### SOURCE MATERIAL
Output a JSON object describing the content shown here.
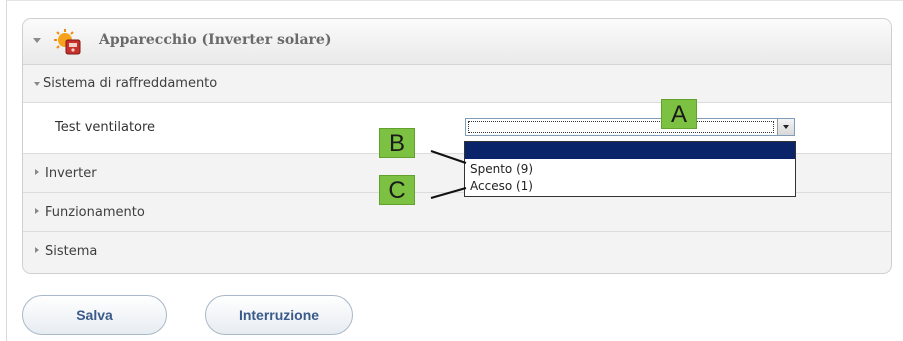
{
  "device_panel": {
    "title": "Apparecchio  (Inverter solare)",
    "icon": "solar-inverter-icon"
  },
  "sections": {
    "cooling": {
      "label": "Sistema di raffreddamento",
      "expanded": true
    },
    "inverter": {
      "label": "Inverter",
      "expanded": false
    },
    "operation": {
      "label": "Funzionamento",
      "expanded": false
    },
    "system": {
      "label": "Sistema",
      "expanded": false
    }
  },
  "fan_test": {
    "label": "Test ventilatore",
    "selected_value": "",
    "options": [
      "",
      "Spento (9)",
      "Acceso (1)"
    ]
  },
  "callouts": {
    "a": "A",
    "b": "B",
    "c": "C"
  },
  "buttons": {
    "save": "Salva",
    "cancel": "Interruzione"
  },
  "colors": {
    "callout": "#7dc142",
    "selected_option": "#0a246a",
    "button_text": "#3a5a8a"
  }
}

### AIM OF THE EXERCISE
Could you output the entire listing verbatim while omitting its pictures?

### TASK OUTPUT
Output a JSON object describing the content shown here.
{
  "device_panel": {
    "title": "Apparecchio  (Inverter solare)",
    "icon": "solar-inverter-icon"
  },
  "sections": {
    "cooling": {
      "label": "Sistema di raffreddamento",
      "expanded": true
    },
    "inverter": {
      "label": "Inverter",
      "expanded": false
    },
    "operation": {
      "label": "Funzionamento",
      "expanded": false
    },
    "system": {
      "label": "Sistema",
      "expanded": false
    }
  },
  "fan_test": {
    "label": "Test ventilatore",
    "selected_value": "",
    "options": [
      "",
      "Spento (9)",
      "Acceso (1)"
    ]
  },
  "callouts": {
    "a": "A",
    "b": "B",
    "c": "C"
  },
  "buttons": {
    "save": "Salva",
    "cancel": "Interruzione"
  },
  "colors": {
    "callout": "#7dc142",
    "selected_option": "#0a246a",
    "button_text": "#3a5a8a"
  }
}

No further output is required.